Reproduce the data word for word, keeping every line complete.
++++++
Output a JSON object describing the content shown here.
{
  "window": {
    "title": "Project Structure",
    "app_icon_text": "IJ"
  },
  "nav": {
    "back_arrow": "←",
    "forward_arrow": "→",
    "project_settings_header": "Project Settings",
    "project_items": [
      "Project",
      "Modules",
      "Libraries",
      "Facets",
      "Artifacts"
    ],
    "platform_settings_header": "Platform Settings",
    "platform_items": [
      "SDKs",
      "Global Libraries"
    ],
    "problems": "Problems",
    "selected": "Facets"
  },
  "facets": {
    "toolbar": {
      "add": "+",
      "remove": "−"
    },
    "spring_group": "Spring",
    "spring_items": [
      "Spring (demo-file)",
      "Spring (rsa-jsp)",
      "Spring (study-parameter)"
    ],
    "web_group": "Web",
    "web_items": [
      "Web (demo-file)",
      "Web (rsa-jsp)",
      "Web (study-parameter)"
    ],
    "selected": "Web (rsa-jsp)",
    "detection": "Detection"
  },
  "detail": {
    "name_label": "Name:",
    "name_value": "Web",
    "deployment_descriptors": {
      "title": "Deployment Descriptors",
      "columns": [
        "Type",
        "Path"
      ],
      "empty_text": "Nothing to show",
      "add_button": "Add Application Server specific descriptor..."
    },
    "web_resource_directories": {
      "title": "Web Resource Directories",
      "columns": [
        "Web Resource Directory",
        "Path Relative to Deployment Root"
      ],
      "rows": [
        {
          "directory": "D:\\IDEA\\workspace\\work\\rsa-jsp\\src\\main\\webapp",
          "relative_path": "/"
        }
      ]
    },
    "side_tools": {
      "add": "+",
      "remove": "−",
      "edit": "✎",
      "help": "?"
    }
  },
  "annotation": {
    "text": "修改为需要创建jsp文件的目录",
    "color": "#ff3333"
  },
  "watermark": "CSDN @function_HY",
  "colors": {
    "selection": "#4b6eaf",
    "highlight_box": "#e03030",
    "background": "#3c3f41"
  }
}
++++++
TASK SOLUTION:
Output a JSON object describing the content shown here.
{
  "window": {
    "title": "Project Structure",
    "app_icon_text": "IJ"
  },
  "nav": {
    "back_arrow": "←",
    "forward_arrow": "→",
    "project_settings_header": "Project Settings",
    "project_items": [
      "Project",
      "Modules",
      "Libraries",
      "Facets",
      "Artifacts"
    ],
    "platform_settings_header": "Platform Settings",
    "platform_items": [
      "SDKs",
      "Global Libraries"
    ],
    "problems": "Problems",
    "selected": "Facets"
  },
  "facets": {
    "toolbar": {
      "add": "+",
      "remove": "−"
    },
    "spring_group": "Spring",
    "spring_items": [
      "Spring (demo-file)",
      "Spring (rsa-jsp)",
      "Spring (study-parameter)"
    ],
    "web_group": "Web",
    "web_items": [
      "Web (demo-file)",
      "Web (rsa-jsp)",
      "Web (study-parameter)"
    ],
    "selected": "Web (rsa-jsp)",
    "detection": "Detection"
  },
  "detail": {
    "name_label": "Name:",
    "name_value": "Web",
    "deployment_descriptors": {
      "title": "Deployment Descriptors",
      "columns": [
        "Type",
        "Path"
      ],
      "empty_text": "Nothing to show",
      "add_button": "Add Application Server specific descriptor..."
    },
    "web_resource_directories": {
      "title": "Web Resource Directories",
      "columns": [
        "Web Resource Directory",
        "Path Relative to Deployment Root"
      ],
      "rows": [
        {
          "directory": "D:\\IDEA\\workspace\\work\\rsa-jsp\\src\\main\\webapp",
          "relative_path": "/"
        }
      ]
    },
    "side_tools": {
      "add": "+",
      "remove": "−",
      "edit": "✎",
      "help": "?"
    }
  },
  "annotation": {
    "text": "修改为需要创建jsp文件的目录",
    "color": "#ff3333"
  },
  "watermark": "CSDN @function_HY",
  "colors": {
    "selection": "#4b6eaf",
    "highlight_box": "#e03030",
    "background": "#3c3f41"
  }
}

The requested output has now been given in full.